I look forward to travelling to Germany in the next few weeks, many Giants fans maybe travelling to a German hockey arena for the first time. I pray that the atmosphere that will meet them may inspire them to pack it in their suitcases and return it to the Odyssey Arena. To be creative in their support and in such good voice that they regularly leave Queens Island hoarse.

The sport on the ice is only one half the entertainment. The atmosphere we create should be the other, because in the end our home arena should have its identity determined by the one constant fixture.

The Fans.

Giants Appoint Keefe As Chief

Adam Keefe, in his second season at EIHL level, has been made Belfast Giants captain. An unexpected, yet certainly not unwelcome appointment of a man who last season was prominent in his ability to lead from the front.

Christiansen’s squads in the last 2 seasons, and this season to boot, have been filled with leaders. Men with significant experience in the game along with time spent carrying a letter firmly on the front of their shirt. So the choice of Belfast Giants captain cannot be an easy one, not least after only a couple of weeks on the ice together.

Keefe’s appointment shows the development of the Belfast Giants, and possibly the league as a whole, over the last few seasons. The original acquisition of the 28 year old Ontarian was met with the typical excitement toward his ability without gloves as opposed to with them. Stepping into a Giants side that in the previous year had lacked the grit needed to pick the Elite League title, many Giants fans maybe hoped he would have even a pinch of hockey nuance to meet with his pugilistic skills, so fresh was the memory, and disappointment for some, of Sean McMorrow in many minds. Adorned with the monikers “AK47” (*wince*) and, alongside fellow new-comer Daryl Lloyd, “The Bash Brothers” (*double-wince*), pre-conceptions and expectations followed the #47 shirt onto the Odyssey ice.
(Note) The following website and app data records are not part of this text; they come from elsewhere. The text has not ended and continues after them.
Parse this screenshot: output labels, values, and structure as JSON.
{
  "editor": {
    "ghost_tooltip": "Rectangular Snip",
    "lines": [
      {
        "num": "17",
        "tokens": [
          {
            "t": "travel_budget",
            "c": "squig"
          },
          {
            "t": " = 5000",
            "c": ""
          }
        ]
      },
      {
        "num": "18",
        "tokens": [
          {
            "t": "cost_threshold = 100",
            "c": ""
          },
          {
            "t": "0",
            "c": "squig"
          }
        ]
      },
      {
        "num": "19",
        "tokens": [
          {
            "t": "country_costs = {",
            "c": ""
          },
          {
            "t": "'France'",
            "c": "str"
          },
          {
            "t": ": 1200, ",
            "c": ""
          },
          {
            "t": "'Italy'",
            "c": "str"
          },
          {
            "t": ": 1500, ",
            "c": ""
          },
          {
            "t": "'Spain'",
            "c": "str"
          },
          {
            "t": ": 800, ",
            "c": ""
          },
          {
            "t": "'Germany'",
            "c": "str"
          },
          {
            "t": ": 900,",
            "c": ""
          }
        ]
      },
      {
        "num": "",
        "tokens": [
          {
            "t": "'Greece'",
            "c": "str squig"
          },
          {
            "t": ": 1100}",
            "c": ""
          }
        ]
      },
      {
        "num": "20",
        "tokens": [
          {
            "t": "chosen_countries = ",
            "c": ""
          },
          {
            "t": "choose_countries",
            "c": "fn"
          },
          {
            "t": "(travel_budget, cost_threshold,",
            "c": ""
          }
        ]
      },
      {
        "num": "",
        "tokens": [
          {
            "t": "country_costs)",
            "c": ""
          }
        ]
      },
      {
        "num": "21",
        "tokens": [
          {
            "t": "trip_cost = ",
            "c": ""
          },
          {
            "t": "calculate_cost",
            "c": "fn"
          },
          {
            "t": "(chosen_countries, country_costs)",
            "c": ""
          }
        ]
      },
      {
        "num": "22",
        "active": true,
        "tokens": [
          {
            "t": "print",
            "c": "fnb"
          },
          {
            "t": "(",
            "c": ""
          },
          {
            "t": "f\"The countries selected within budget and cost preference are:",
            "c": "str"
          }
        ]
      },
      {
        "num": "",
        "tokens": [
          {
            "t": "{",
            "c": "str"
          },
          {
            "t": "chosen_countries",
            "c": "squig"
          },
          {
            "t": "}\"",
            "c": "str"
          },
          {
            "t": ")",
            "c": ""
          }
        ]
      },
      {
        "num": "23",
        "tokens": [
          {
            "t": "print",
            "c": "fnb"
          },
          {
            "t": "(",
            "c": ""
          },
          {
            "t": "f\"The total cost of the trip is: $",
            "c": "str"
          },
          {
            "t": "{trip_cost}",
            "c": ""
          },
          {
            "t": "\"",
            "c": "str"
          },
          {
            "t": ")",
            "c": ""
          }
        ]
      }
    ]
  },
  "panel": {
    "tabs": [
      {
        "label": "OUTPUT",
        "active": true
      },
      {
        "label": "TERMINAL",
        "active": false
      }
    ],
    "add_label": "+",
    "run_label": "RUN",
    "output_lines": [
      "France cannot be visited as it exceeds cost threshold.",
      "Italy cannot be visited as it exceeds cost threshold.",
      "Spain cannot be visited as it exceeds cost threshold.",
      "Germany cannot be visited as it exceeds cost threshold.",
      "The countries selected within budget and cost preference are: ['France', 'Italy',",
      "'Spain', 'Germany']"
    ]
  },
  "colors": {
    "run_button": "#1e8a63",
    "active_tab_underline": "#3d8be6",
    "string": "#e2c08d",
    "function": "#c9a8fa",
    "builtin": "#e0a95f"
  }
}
What was received was a breath of fresh air. A physical yet intelligent game. A player willing to do his part for a team-mate but not at the cost of the team or the game. A player who entertains as well as undertakes his role. 13 goals in a 31 point season truly banished the memory of McMorrow and re-introduced a long forgotten ‘tough player’ role in Belfast, not seen properly since the days of Schulte or, to a lesser extent, Skihar.
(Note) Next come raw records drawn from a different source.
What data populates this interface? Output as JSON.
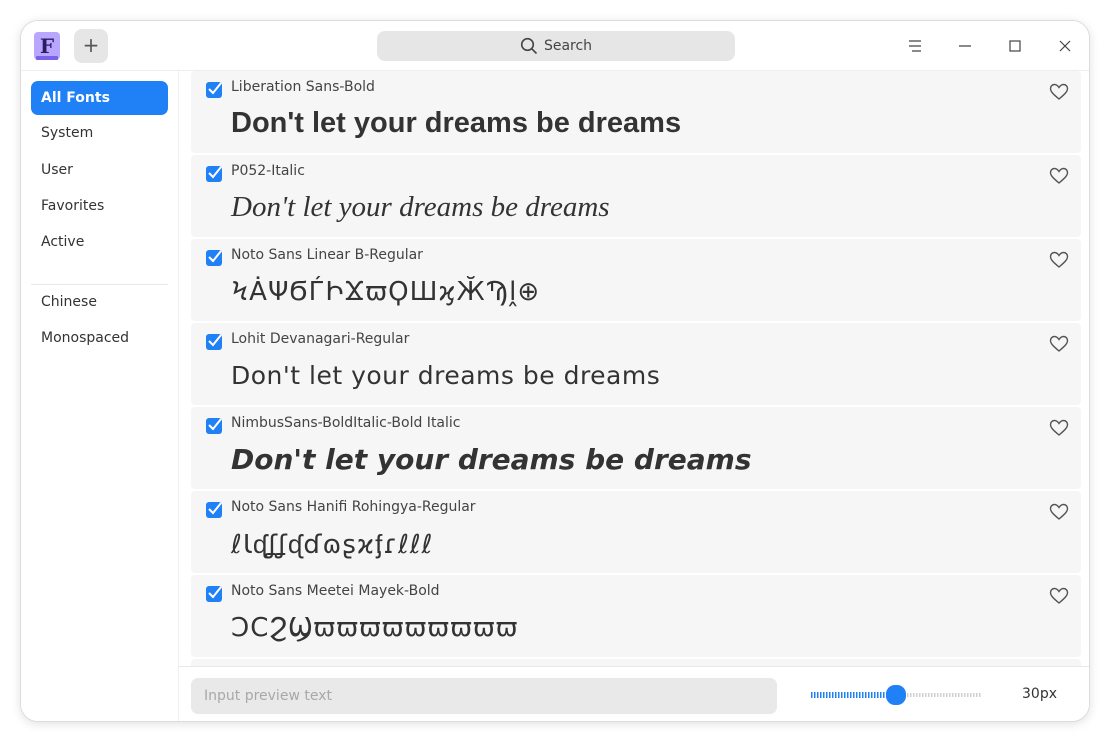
{
  "header": {
    "add_label": "+",
    "search_label": "Search"
  },
  "sidebar": {
    "items": [
      {
        "label": "All Fonts",
        "active": true
      },
      {
        "label": "System",
        "active": false
      },
      {
        "label": "User",
        "active": false
      },
      {
        "label": "Favorites",
        "active": false
      },
      {
        "label": "Active",
        "active": false
      }
    ],
    "groups": [
      {
        "label": "Chinese"
      },
      {
        "label": "Monospaced"
      }
    ]
  },
  "fonts": [
    {
      "name": "Liberation Sans-Bold",
      "preview": "Don't let your dreams be dreams"
    },
    {
      "name": "P052-Italic",
      "preview": "Don't let your dreams be dreams"
    },
    {
      "name": "Noto Sans Linear B-Regular",
      "preview": "ϞȦΨϬЃԻϪϖϘШϗӁϠḽ⊕"
    },
    {
      "name": "Lohit Devanagari-Regular",
      "preview": "Don't let your dreams be dreams"
    },
    {
      "name": "NimbusSans-BoldItalic-Bold Italic",
      "preview": "Don't let your dreams be dreams"
    },
    {
      "name": "Noto Sans Hanifi Rohingya-Regular",
      "preview": "ℓƖᶑʆʆᶑɗɷʂϰᶂɾℓℓℓ"
    },
    {
      "name": "Noto Sans Meetei Mayek-Bold",
      "preview": "ϽϹϨϢϖϖϖϖϖϖϖϖϖ"
    }
  ],
  "footer": {
    "preview_placeholder": "Input preview text",
    "size_value": 30,
    "size_min": 0,
    "size_max": 60,
    "size_label": "30px"
  },
  "colors": {
    "accent": "#1f81f5",
    "card_bg": "#f6f6f6"
  },
  "icons": {
    "logo": "font-manager-logo-icon",
    "search": "search-icon",
    "menu": "menu-icon",
    "minimize": "minimize-icon",
    "maximize": "maximize-icon",
    "close": "close-icon",
    "favorite": "heart-icon",
    "check": "checkbox-checked-icon"
  }
}
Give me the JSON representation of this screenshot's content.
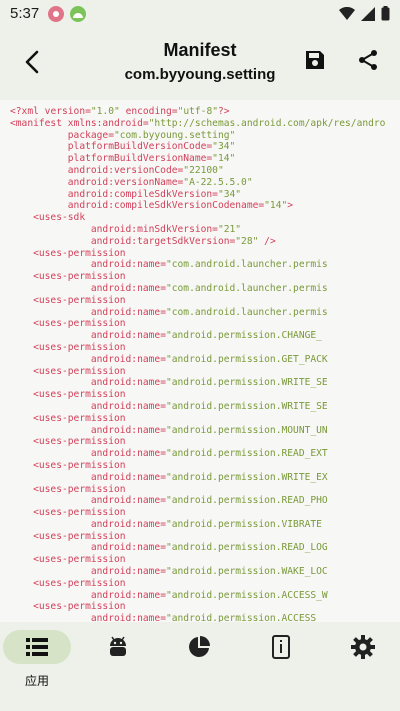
{
  "status": {
    "time": "5:37"
  },
  "toolbar": {
    "title": "Manifest",
    "subtitle": "com.byyoung.setting"
  },
  "code_lines": [
    "<?xml version=\"1.0\" encoding=\"utf-8\"?>",
    "<manifest xmlns:android=\"http://schemas.android.com/apk/res/andro",
    "          package=\"com.byyoung.setting\"",
    "          platformBuildVersionCode=\"34\"",
    "          platformBuildVersionName=\"14\"",
    "          android:versionCode=\"22100\"",
    "          android:versionName=\"A-22.5.5.0\"",
    "          android:compileSdkVersion=\"34\"",
    "          android:compileSdkVersionCodename=\"14\">",
    "    <uses-sdk",
    "              android:minSdkVersion=\"21\"",
    "              android:targetSdkVersion=\"28\" />",
    "    <uses-permission",
    "              android:name=\"com.android.launcher.permis",
    "    <uses-permission",
    "              android:name=\"com.android.launcher.permis",
    "    <uses-permission",
    "              android:name=\"com.android.launcher.permis",
    "    <uses-permission",
    "              android:name=\"android.permission.CHANGE_",
    "    <uses-permission",
    "              android:name=\"android.permission.GET_PACK",
    "    <uses-permission",
    "              android:name=\"android.permission.WRITE_SE",
    "    <uses-permission",
    "              android:name=\"android.permission.WRITE_SE",
    "    <uses-permission",
    "              android:name=\"android.permission.MOUNT_UN",
    "    <uses-permission",
    "              android:name=\"android.permission.READ_EXT",
    "    <uses-permission",
    "              android:name=\"android.permission.WRITE_EX",
    "    <uses-permission",
    "              android:name=\"android.permission.READ_PHO",
    "    <uses-permission",
    "              android:name=\"android.permission.VIBRATE",
    "    <uses-permission",
    "              android:name=\"android.permission.READ_LOG",
    "    <uses-permission",
    "              android:name=\"android.permission.WAKE_LOC",
    "    <uses-permission",
    "              android:name=\"android.permission.ACCESS_W",
    "    <uses-permission",
    "              android:name=\"android.permission.ACCESS_"
  ],
  "bottom_nav": [
    {
      "id": "apps",
      "label": "应用",
      "icon": "list-icon",
      "active": true
    },
    {
      "id": "android",
      "label": "",
      "icon": "android-icon",
      "active": false
    },
    {
      "id": "stats",
      "label": "",
      "icon": "pie-chart-icon",
      "active": false
    },
    {
      "id": "device",
      "label": "",
      "icon": "device-info-icon",
      "active": false
    },
    {
      "id": "settings",
      "label": "",
      "icon": "settings-gear-icon",
      "active": false
    }
  ]
}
To pick, as I have, on McMorrow may not be unexpected and some may consider it to be unfair, but in comparison to the product Keefe produced for Belfast last season, it really highlighted what a fish-out-of-water he was. Though not his fault, his ability and roles were not unexpected and one which the coaching and management staff obviously believed were required and of use. The appointment smacked of commercial desperation rather than sporting ambition. Memories will live long of McMorrow standing on the blueline frantically pointing with his stick toward the man he was picking up, only for said player to skip away easily. Likewise the look of amusement on Jay Latullipe’s face while a rampaging McMorrow met nothing but plexi as his intentions of a hit were lost in the vastly differing speed of the Cardiff Devil’s centre.

Keefe’s appointment and his performance in the Giants side last season may have once again redefined how the league recruited for this forth coming season. Of course this role is no stranger to those in South Wales. Brad Voth, sadly now retired, captained in such a way for many years. However in Sheffield, Coventry and certainly in Nottingham such a player has been sporadic in their influence on the ice in seasons gone by. So much so that an appointment such as that in Belfast would come with equal surprise.

Supported by Craig Peacock and Robby Sandrock as alternates, the new Giants captain will have both experience and youthful creativity at his side as the season begins. His public approach has been commendable, not least on social network Twitter where his banter, while not reaching the (admittedly humorous) abusive depths of new Devil “hard man” Devin DiDiomete, has been both entertaining and respectful in its approach toward fans, fellow players and nay-sayers alike.

I have to wish Adam good luck this season. There is no doubt he will be a fine captain. We look forward to him proving that the responsibility of captaincy is merely a feather in the cap rather than a weight on the shoulders.

Patrick Smyth